In Paris, there's a bakery on every corner offering buttery croissants, but residents are still slim enough to fit into elevators the size of coffins. What do the French know? This is the second of several posts on food and lifestyle in the city of lights. Read the first here.
Paris has supermarkets, and you can buy produce in them as in any U.S. store. But most people get their fruits and veggies from neighborhood open-air markets one or two days during the week year round.
These are not a few stalls of local farmers; we have our choice of hundreds of vendors. The variety far outstrips what you see in the local Monoprix or Franprix, and unlike most outdoor markets in the U.S., the prices are actually lower than the supermarkets.
Of course, just because it looks like a farmer's market doesn't mean it is; most of the produce comes from central distribution centers. (For a peek at these, check out the lovely movie, Paris, with Juliette Binoche.) Unless produce is labeled "AB" (for "agriculture bíologique" the equivalent to our "organic"), it is almost certainly raised with "traditional" methods.
But there's much to be said for how these markets put produce--traditional or not--within easy reach of people in all of Paris's neighborhoods. Whereas fruits and veggies are some of the priciest items on our grocery lists in the States, here we can fill our large sack for less than 13 Euros. Snack food items are much more expensive in France relative to these healthy options. (For a point of comparison, watch Food, Inc, which gets inside the U.S. diet.)
So there it is: veggies cheaper than sweets. One more Paris secret.
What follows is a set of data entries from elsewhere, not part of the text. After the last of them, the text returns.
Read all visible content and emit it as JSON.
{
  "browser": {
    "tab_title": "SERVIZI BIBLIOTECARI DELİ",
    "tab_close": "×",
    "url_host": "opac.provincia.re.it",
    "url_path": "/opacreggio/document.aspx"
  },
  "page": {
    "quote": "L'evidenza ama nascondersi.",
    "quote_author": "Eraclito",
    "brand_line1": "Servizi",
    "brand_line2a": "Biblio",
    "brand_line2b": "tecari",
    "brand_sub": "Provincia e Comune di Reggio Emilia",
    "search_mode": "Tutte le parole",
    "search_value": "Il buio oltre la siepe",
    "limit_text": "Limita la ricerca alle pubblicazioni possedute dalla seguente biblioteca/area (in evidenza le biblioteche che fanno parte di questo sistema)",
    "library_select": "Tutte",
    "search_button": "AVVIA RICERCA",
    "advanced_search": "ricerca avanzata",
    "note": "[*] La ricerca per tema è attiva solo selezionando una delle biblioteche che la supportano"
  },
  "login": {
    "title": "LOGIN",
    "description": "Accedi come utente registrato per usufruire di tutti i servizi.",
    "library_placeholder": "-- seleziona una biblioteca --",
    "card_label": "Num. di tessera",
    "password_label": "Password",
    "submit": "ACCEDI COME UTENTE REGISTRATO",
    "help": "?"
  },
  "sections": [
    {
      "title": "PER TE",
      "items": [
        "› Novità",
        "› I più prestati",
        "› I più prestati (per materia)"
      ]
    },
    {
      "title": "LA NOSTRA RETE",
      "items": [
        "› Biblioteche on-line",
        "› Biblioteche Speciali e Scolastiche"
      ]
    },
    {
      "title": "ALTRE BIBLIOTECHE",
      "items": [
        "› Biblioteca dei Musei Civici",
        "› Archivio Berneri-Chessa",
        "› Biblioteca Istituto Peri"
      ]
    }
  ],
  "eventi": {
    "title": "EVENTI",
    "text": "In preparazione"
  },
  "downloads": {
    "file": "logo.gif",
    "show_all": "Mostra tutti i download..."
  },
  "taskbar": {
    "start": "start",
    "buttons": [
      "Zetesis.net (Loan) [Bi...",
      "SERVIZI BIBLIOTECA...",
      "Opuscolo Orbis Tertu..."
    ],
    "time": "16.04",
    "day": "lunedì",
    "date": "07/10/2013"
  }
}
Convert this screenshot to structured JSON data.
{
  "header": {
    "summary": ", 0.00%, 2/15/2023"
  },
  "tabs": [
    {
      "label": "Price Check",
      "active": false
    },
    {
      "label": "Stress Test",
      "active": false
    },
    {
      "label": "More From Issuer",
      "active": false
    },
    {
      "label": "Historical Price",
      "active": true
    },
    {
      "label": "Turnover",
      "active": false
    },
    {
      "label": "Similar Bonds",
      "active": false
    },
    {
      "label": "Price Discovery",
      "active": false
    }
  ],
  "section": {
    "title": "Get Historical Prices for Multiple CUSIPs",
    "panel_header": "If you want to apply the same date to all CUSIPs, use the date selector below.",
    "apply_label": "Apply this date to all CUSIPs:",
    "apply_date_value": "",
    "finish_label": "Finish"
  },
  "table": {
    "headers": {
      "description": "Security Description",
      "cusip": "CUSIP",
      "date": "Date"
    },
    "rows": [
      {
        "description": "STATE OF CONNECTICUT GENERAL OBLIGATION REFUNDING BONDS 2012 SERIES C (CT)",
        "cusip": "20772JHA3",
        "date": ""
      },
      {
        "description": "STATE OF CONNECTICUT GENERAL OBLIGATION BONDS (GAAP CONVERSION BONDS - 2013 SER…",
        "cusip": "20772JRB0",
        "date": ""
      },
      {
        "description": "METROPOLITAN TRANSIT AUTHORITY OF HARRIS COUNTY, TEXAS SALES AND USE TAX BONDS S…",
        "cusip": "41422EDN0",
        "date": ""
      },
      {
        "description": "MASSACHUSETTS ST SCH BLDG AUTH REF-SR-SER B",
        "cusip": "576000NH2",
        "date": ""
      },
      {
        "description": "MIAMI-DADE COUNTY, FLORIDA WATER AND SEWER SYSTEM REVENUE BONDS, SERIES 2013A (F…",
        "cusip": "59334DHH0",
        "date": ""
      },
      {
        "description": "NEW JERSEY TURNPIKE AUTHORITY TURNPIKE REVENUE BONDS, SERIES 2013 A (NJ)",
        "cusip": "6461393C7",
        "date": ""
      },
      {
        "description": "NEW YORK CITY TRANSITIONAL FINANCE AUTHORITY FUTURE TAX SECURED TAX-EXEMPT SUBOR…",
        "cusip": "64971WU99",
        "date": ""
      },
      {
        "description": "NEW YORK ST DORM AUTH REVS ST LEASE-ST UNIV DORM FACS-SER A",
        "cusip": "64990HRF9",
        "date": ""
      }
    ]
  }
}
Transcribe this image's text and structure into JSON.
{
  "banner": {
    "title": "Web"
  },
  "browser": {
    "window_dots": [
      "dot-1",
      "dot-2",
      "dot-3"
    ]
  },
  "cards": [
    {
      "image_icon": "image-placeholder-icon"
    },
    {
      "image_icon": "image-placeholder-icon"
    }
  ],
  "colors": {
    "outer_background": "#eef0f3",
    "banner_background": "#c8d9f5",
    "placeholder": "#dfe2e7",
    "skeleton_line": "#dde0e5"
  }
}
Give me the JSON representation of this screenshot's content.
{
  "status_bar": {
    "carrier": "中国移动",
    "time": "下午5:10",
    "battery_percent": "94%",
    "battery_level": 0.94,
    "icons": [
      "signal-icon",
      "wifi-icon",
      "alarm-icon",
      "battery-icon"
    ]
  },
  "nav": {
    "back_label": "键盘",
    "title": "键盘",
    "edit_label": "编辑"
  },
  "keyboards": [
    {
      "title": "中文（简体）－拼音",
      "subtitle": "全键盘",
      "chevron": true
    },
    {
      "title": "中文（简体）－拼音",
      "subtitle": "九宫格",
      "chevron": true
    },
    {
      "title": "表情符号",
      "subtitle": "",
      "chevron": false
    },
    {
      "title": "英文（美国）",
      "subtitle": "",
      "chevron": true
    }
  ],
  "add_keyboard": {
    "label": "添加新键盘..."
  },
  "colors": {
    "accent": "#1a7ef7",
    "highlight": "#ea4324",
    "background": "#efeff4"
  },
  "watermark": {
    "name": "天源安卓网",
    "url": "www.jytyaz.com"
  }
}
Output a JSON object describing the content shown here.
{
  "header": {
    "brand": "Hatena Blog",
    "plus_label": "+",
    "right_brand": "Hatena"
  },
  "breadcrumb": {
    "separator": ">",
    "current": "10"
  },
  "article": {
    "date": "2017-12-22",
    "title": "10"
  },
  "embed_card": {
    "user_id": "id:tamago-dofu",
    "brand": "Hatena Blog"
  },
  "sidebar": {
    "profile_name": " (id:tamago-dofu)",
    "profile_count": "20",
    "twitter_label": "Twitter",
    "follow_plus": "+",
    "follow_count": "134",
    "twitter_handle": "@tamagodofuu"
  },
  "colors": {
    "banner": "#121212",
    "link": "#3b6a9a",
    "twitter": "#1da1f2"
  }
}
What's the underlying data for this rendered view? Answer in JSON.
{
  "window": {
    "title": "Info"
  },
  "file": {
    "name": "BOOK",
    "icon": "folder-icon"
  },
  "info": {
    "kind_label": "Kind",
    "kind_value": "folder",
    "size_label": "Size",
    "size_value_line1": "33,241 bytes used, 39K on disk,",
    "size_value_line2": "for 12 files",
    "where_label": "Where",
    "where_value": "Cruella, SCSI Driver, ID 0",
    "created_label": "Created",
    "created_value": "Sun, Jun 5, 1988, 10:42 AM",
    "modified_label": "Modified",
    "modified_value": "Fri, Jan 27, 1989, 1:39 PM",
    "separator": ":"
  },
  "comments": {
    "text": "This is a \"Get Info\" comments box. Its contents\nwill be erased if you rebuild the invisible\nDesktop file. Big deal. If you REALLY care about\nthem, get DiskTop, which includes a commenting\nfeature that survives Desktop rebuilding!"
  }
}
U.S. cities (especially the NYs and Chicagos), what would it take to get an affordable outdoor market for your residents?